The Japanese say everyone has three faces. The first is put on for the world, the one you wear while in office, at party, on public transport, at lunch with clients or on political rally stages. The second is for friends and family. The third, the truest, is never shown to anyone but yourself.
Obviously, the first is the most dishonest one. Currently, YouTube, Instagram, Twitter, LINE, Facebook and etc have added to the category, and the Japanese wisdom as a whole.
That is why it is potentially dangerous for a legal suspect to be turned into some kind of online celebrity while his or her case is still pending. It is true that when evidence is questionable and injustice looms, social media can lend a helping hand, but it is also true that their involvement can work both ways.
In the case of Chaiyaphol Wipa, better known as “Loong (Uncle) Phol”, the suspect in the death of a three-year-old girl in Mukdahan, everything that can go wrong has gone wrong as far as the social media are concerned.

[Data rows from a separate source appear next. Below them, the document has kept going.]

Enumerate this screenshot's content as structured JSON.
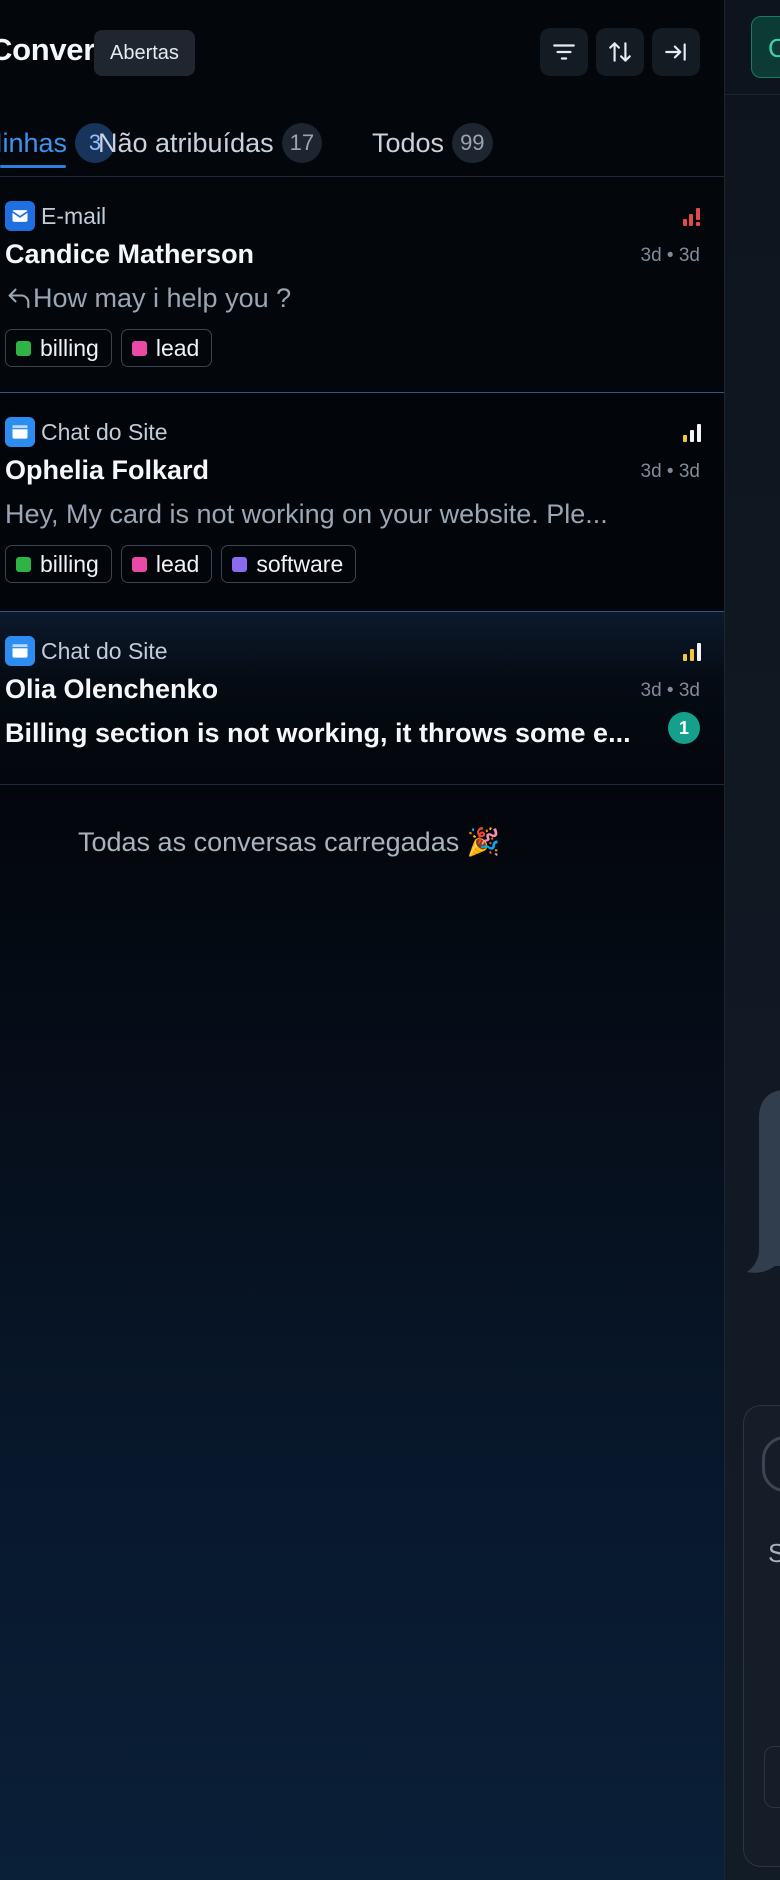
{
  "header": {
    "title": "Conversas",
    "status_filter": "Abertas",
    "filter_icon": "filter-icon",
    "sort_icon": "sort-icon",
    "collapse_icon": "collapse-panel-icon"
  },
  "tabs": [
    {
      "label": "Minhas",
      "count": "3",
      "active": true
    },
    {
      "label": "Não atribuídas",
      "count": "17",
      "active": false
    },
    {
      "label": "Todos",
      "count": "99",
      "active": false
    }
  ],
  "conversations": [
    {
      "inbox": "E-mail",
      "inbox_icon": "email-icon",
      "name": "Candice Matherson",
      "time": "3d • 3d",
      "message": "How may i help you ?",
      "message_icon": "reply-icon",
      "priority": "urgent",
      "priority_color": "#e5484d",
      "labels": [
        {
          "name": "billing",
          "color": "#2fb344"
        },
        {
          "name": "lead",
          "color": "#e84aa6"
        }
      ]
    },
    {
      "inbox": "Chat do Site",
      "inbox_icon": "website-icon",
      "name": "Ophelia Folkard",
      "time": "3d • 3d",
      "message": "Hey, My card is not working on your website. Ple...",
      "priority": "low",
      "priority_color": "#f5c542",
      "labels": [
        {
          "name": "billing",
          "color": "#2fb344"
        },
        {
          "name": "lead",
          "color": "#e84aa6"
        },
        {
          "name": "software",
          "color": "#8b6cf0"
        }
      ]
    },
    {
      "inbox": "Chat do Site",
      "inbox_icon": "website-icon",
      "name": "Olia Olenchenko",
      "time": "3d • 3d",
      "message": "Billing section is not working, it throws some e...",
      "priority": "medium",
      "priority_color": "#f5c542",
      "unread_count": "1",
      "labels": []
    }
  ],
  "footer": {
    "all_loaded": "Todas as conversas carregadas 🎉"
  },
  "right_panel": {
    "button_text": "C",
    "text_fragment": "S"
  }
}
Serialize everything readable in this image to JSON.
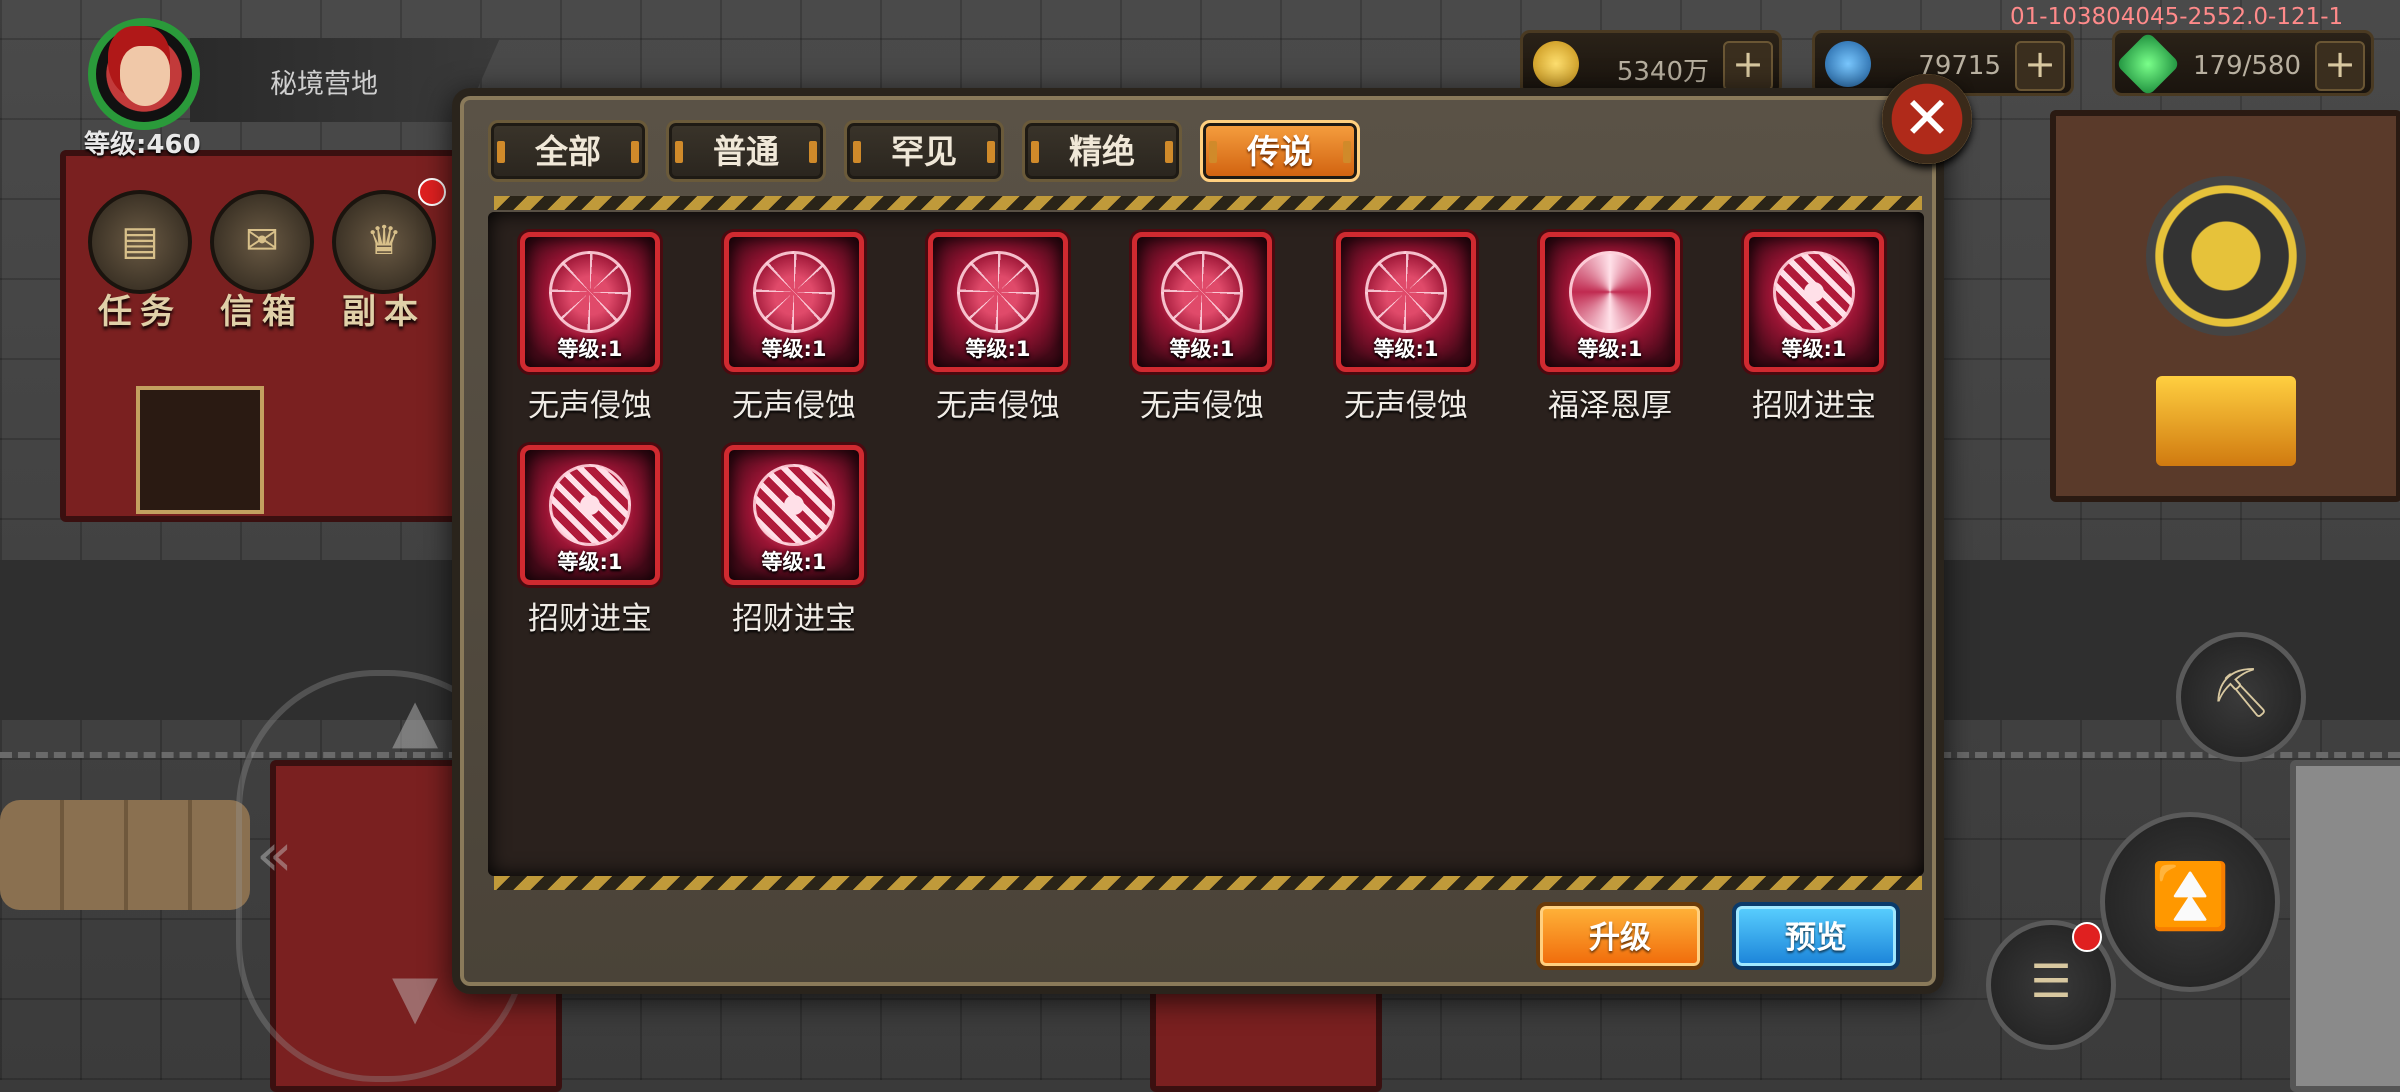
{
  "hud": {
    "player_name": "秘境营地",
    "player_level": "等级:460",
    "side_buttons": [
      {
        "label": "任务",
        "icon": "scroll-icon"
      },
      {
        "label": "信箱",
        "icon": "mailbox-icon"
      },
      {
        "label": "副本",
        "icon": "dungeon-icon"
      }
    ],
    "resources": [
      {
        "name": "gold",
        "icon": "gold-coin-icon",
        "value": "5340万"
      },
      {
        "name": "diamond",
        "icon": "diamond-icon",
        "value": "79715"
      },
      {
        "name": "energy",
        "icon": "green-gem-icon",
        "value": "179/580"
      }
    ],
    "server_id": "01-103804045-2552.0-121-1"
  },
  "dialog": {
    "tabs": [
      {
        "label": "全部",
        "active": false
      },
      {
        "label": "普通",
        "active": false
      },
      {
        "label": "罕见",
        "active": false
      },
      {
        "label": "精绝",
        "active": false
      },
      {
        "label": "传说",
        "active": true
      }
    ],
    "skills": [
      {
        "name": "无声侵蚀",
        "level": "等级:1",
        "icon": "spider-web-icon"
      },
      {
        "name": "无声侵蚀",
        "level": "等级:1",
        "icon": "spider-web-icon"
      },
      {
        "name": "无声侵蚀",
        "level": "等级:1",
        "icon": "spider-web-icon"
      },
      {
        "name": "无声侵蚀",
        "level": "等级:1",
        "icon": "spider-web-icon"
      },
      {
        "name": "无声侵蚀",
        "level": "等级:1",
        "icon": "spider-web-icon"
      },
      {
        "name": "福泽恩厚",
        "level": "等级:1",
        "icon": "swirl-icon"
      },
      {
        "name": "招财进宝",
        "level": "等级:1",
        "icon": "coin-icon"
      },
      {
        "name": "招财进宝",
        "level": "等级:1",
        "icon": "coin-icon"
      },
      {
        "name": "招财进宝",
        "level": "等级:1",
        "icon": "coin-icon"
      }
    ],
    "upgrade_label": "升级",
    "preview_label": "预览",
    "close_icon": "close-icon"
  }
}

Before the 44-year-old man was formally charged and put into police custody days ago, he and his wife became singers and their well-produced music videos recorded millions of views on YouTube. “Fan Club” members hounded the couple. “Admins” of online accounts, big and small, live around his house in resort-style huts that sprouted up like mushrooms in the area.
It cannot be said that Loong Phol and his wife did not enjoy the spotlight. Their fan club either descended on the neighborhood in tour buses or sent them gifts or food. “I went to his house with a truckload of fruits and they sold out in one day,” a vendor from another area described the frenzy at his place. She decided to stay put and join other “campers”. The man’s dog, Nicky, had to be called “Khun (Mr) Nicky”.
Loong Phol-related donations drew large amounts of cash. Monks and superstitious construction disguised as religious undertaking were involved. The campers played politics against one another and a few squabbles could be traced to influential members of his fan club. Those leaving, or wanting to leave, or crossing the powerful ones closest to him were labelled “traitors”.
Variety entertainment programmes picked Loong Phol content up, including information for or against his case. From an unknown man, he became someone whose pictures of any kind brought about thousands of “Likes”. High-profile people commented publicly on whether they believed his story or not.
The craze is dying down, particularly after Loong Phol was charged in connection with the death of “Nong Chompoo”. The tide is turning regarding social media comments. Those who have frowned upon the recent Loong Phol mania are having their days although he remains innocent until proven otherwise in the court of law.
The original case was simple enough. NongChompoo disappeared on May 11 last year. Three days later, her body was found naked, up on a hill several kilometres from her house. Loong Phol, her uncle-in-law, became a suspect but somehow, due in no small part to his interviews, her parents were viewed with suspicion, too. The two families were torn apart although Loong Phol is married to her mother’s sister.
Simple it was, but not any more. Some fan club members have retreated, but a considerable number of others are drumming up a police conspiracy. Politics at the national level is lurking. The police chief has stuck his neck out, virtually putting pressure on authoritative Loong Phol accusers who have to be proven right.
Are social media helping an innocent man, or disrupting a justice process and thus denying NongChompoo what the girl truly deserved? If it’s the latter, it’s such a big shame. If it’s the former, it’s not supposed to be like this.
By Tulsathit Taptim